Mark, like the other Gospel writers, is very interested in conveying much about the identity of Jesus Christ. This is clear in his opening statement, “The beginning of the gospel of Jesus Christ, the Son of God” (1:1). While Mark is keen on his reader knowing Jesus’ true identity, he is also frank about Jesus’ disciples’ inability to understand accordingly. Only after Jesus’ resurrection from the dead did His disciples understand who Jesus really was and is.
Mark presents Jesus as a unique person from the beginning. Jesus is the “Son of God” (1:1), the “Holy One of God” (1:24), the “Lord of the Sabbath” (2:28), and more. Jesus is seen proclaiming the gospel of God (1:15), rebuking and silencing demonic spirits (1:21-28), commanding the stormy sea (4:35-41), and bringing a dead girl back to life (5:35-42).
All of this is designed to answer the question Mark tell us Jesus asked Peter, “Who do you say that I am?” (8:29). Peter rightly confessed, “You are the Christ,” and this is the same confession Mark desires his reader to make. Just as the Roman centurion proclaimed, after the death of Jesus upon the cross, Mark’s purpose is to demonstrate that Jesus was and is the Son of God (15:39; cf. 1:1).

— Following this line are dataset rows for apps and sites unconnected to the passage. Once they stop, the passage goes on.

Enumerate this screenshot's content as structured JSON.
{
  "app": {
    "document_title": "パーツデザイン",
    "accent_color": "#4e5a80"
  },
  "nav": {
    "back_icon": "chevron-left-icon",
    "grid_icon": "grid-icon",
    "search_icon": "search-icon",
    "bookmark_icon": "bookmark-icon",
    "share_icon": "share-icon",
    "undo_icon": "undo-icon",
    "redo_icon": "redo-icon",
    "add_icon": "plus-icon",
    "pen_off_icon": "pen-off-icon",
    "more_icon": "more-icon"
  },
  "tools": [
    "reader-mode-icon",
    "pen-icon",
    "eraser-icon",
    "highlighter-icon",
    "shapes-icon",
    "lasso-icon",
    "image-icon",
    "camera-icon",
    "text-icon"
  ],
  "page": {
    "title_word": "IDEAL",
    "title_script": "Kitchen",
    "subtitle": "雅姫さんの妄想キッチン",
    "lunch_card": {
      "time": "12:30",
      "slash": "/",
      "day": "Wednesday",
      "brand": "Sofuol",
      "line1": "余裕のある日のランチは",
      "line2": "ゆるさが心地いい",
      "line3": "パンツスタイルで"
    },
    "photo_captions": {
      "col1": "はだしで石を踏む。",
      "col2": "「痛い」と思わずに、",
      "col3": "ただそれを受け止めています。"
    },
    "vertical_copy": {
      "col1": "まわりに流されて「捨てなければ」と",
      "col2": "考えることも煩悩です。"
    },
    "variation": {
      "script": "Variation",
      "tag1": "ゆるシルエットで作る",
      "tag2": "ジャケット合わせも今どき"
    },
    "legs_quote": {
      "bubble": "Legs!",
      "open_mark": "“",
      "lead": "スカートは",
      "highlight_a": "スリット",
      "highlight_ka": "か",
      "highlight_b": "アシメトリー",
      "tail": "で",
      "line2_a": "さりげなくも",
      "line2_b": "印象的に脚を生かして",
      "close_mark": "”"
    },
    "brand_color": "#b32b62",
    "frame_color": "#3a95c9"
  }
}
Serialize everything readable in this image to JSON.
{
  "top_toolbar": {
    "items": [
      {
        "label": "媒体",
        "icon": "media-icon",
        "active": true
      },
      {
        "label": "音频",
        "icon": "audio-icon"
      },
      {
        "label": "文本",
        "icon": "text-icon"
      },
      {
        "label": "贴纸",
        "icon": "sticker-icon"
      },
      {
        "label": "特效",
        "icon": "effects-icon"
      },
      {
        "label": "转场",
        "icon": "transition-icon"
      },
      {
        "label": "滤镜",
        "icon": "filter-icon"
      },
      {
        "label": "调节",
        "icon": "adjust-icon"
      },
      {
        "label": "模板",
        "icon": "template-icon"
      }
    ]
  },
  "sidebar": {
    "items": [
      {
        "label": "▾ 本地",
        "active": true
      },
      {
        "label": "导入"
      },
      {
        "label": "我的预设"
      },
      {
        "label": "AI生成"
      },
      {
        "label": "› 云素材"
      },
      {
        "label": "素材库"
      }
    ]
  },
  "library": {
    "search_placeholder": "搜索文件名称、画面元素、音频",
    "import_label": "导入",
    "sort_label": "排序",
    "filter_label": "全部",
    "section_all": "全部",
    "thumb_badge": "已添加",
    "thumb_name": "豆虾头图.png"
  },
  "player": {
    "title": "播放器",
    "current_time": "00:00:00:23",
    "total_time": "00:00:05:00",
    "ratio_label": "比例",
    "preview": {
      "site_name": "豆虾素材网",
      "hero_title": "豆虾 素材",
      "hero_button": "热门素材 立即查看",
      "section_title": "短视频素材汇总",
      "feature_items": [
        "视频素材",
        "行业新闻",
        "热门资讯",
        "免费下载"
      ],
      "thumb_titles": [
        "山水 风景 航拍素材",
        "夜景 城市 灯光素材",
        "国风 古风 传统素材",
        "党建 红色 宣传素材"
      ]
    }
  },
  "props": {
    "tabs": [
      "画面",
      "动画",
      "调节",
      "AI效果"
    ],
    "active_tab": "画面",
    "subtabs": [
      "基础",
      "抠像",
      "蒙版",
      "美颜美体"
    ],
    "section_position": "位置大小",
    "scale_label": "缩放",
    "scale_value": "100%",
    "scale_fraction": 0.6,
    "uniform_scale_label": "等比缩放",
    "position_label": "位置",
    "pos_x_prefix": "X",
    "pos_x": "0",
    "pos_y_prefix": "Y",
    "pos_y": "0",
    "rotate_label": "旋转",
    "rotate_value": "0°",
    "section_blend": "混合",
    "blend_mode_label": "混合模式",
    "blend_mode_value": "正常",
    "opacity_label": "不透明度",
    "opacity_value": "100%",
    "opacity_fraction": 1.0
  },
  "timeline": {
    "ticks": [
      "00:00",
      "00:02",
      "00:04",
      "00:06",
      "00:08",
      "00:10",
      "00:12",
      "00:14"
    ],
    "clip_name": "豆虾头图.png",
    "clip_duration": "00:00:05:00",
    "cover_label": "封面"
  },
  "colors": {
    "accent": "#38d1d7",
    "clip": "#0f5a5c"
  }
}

While Mark is adamant about Jesus’ identity, he is also blatantly honest about Jesus’ disciples’ lack of understanding on this vital point. Mark repeatedly exposes the disciples as confused and ignorant.
When Jesus rebuked the storm, demonstrating His divine power and authority, the disciples feared and said, “Who is this?” (4:41). Just after Jesus miraculously fed more than 5,000 people with divine bread, Jesus walked upon the water and met His disciples in their boat on the sea of Galilee. Again they are described as fearful, and they are also said to lack understanding since “their hearts were hardened” (6:52). These are just two examples, but Mark does not paint Jesus’ disciples in any positive light on the matter of Jesus’ identity.
The fact is, apart from Peter’s famous confession (8:29), the only ones in Mark’s Gospel who perceive Jesus as the Son of God are the demons (1:24, 5:7), one of the Roman soldiers who watched Jesus die (15:39), and possibly the Greek/Syrophoenician woman who begged for ‘crumbs‘ from the Master’s table (7:28).
Nothing is more important than the identity and activity of Jesus Christ. Mark wants his reader to see Jesus for who He is and to believe or trust in Jesus. It seems that the reason Mark presented the disciples in such dramatic ignorance and confusion may have been to draw his reader’s attention to the absurdity of doing as they did.
It may be that Mark is artfully and skillfully saying, “See how bumbling and slow to understand these disciples were! Isn’t it obvious who Jesus is?! Don’t be like those disciples… Look! Understand! Believe! This is the Son of God!”
May God open our eyes to see, and may we trust ourselves to Jesus – the Son of God and Savior of sinners.